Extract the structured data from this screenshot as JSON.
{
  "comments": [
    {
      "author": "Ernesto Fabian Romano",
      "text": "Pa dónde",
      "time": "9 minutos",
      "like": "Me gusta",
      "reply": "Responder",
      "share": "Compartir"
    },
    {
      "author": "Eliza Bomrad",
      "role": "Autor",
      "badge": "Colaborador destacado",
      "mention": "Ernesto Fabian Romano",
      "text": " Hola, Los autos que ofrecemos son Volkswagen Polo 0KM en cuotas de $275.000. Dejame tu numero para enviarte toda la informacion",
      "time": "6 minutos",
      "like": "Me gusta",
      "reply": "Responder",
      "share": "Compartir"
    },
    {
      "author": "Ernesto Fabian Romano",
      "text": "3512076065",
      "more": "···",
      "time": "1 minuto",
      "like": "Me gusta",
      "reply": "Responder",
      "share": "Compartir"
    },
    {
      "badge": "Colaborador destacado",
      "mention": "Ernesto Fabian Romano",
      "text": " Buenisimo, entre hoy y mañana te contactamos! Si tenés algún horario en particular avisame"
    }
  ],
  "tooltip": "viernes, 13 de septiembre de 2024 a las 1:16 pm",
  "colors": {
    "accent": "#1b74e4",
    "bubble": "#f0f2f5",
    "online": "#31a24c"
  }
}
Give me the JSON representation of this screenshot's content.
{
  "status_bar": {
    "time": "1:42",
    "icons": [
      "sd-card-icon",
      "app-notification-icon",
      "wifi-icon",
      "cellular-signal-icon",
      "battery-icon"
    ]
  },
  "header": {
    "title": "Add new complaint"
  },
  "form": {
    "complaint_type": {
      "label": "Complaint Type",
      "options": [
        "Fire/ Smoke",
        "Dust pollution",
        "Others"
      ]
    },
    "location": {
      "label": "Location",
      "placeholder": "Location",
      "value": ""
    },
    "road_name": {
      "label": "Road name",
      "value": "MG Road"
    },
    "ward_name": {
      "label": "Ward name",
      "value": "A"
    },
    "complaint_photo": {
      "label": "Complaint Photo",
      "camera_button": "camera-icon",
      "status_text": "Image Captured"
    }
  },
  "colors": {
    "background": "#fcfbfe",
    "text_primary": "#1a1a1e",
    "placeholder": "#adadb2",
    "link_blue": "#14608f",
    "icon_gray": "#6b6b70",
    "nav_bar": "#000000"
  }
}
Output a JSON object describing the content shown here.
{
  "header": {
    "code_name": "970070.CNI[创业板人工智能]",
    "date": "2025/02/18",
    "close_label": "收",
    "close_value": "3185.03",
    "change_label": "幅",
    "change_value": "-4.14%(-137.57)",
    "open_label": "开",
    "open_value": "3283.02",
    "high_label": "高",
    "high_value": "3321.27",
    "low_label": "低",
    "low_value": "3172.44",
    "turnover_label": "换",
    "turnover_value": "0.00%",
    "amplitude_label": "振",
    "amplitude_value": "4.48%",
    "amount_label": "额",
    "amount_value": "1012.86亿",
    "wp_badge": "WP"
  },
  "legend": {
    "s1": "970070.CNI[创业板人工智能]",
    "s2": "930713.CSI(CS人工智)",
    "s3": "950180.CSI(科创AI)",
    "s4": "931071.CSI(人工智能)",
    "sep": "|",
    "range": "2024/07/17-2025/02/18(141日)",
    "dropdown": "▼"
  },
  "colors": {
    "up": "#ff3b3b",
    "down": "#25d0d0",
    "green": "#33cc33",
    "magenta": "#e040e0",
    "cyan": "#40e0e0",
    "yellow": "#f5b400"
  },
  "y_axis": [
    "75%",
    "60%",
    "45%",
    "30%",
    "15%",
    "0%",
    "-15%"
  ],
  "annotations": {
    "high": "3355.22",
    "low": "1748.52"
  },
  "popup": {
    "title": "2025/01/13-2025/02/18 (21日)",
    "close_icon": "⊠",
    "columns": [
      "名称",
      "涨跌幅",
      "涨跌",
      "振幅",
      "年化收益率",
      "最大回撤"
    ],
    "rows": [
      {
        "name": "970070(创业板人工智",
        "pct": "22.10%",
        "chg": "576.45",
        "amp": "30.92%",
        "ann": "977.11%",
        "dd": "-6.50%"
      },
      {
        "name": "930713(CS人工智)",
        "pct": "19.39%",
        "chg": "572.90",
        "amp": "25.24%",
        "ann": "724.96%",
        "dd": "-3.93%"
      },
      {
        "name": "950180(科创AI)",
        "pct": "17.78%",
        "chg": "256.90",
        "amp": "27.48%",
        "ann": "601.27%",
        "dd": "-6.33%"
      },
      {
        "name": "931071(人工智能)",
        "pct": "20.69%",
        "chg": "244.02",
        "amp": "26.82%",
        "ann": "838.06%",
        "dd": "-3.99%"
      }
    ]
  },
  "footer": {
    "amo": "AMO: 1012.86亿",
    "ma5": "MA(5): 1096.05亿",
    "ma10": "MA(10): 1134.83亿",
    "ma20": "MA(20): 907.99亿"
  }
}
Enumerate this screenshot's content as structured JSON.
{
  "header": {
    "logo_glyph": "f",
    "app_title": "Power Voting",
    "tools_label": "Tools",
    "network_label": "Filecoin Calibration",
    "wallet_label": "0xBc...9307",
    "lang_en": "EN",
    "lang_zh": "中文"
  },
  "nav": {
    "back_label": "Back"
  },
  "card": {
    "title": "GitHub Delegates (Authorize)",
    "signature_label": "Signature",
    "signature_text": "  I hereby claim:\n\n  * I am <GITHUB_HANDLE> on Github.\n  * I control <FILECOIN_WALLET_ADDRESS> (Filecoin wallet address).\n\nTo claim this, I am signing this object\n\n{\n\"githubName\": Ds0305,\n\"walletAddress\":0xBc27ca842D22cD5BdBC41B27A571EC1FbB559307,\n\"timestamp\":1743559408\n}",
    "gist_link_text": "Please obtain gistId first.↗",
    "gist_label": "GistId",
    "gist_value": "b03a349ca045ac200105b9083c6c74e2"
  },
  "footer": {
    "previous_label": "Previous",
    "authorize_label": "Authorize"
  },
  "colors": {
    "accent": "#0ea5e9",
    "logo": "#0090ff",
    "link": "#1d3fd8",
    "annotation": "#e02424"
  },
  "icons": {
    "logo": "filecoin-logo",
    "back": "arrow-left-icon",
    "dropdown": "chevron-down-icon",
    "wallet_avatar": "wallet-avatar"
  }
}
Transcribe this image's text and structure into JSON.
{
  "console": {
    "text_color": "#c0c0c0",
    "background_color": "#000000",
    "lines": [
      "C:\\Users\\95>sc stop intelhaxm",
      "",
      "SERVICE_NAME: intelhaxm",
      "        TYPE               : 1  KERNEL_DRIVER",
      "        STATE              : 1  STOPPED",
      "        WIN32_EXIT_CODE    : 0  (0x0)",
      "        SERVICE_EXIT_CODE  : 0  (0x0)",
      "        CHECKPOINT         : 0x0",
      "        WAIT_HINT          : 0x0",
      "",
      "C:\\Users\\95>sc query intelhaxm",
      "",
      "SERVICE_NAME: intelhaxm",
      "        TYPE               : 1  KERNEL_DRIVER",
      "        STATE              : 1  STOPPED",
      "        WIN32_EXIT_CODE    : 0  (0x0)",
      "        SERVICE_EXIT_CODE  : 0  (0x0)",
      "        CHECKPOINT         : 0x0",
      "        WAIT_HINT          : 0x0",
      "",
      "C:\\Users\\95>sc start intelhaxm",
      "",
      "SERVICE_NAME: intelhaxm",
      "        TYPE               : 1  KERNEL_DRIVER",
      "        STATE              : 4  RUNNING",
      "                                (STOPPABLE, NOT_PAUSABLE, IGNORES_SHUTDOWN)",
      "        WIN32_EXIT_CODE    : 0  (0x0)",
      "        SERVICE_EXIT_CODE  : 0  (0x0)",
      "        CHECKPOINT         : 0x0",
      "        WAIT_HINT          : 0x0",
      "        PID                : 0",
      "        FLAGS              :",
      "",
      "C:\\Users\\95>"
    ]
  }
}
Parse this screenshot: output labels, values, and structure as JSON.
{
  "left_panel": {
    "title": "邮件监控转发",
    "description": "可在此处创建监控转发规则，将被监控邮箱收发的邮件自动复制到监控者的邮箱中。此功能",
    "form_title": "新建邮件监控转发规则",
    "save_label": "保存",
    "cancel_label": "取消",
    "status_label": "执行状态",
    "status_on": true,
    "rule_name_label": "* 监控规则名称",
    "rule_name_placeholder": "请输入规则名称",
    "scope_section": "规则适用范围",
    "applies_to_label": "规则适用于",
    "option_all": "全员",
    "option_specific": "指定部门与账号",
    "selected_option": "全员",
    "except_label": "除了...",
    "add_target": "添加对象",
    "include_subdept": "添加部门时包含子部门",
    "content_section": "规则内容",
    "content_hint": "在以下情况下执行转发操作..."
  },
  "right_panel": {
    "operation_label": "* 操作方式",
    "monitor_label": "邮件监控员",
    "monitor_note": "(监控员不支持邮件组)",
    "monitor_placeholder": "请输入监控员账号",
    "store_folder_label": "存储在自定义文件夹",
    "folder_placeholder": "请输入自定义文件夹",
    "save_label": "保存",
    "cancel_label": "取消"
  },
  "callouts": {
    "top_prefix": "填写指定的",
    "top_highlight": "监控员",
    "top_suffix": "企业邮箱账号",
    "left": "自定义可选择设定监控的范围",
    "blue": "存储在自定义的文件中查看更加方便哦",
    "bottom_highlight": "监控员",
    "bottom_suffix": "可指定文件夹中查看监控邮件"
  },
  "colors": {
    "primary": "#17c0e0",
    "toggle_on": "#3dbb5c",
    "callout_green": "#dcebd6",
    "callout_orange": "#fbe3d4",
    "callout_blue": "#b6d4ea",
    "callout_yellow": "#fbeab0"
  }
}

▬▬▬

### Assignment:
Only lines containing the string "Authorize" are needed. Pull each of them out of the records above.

### Response to this exercise:
    "title": "GitHub Delegates (Authorize)",
    "authorize_label": "Authorize"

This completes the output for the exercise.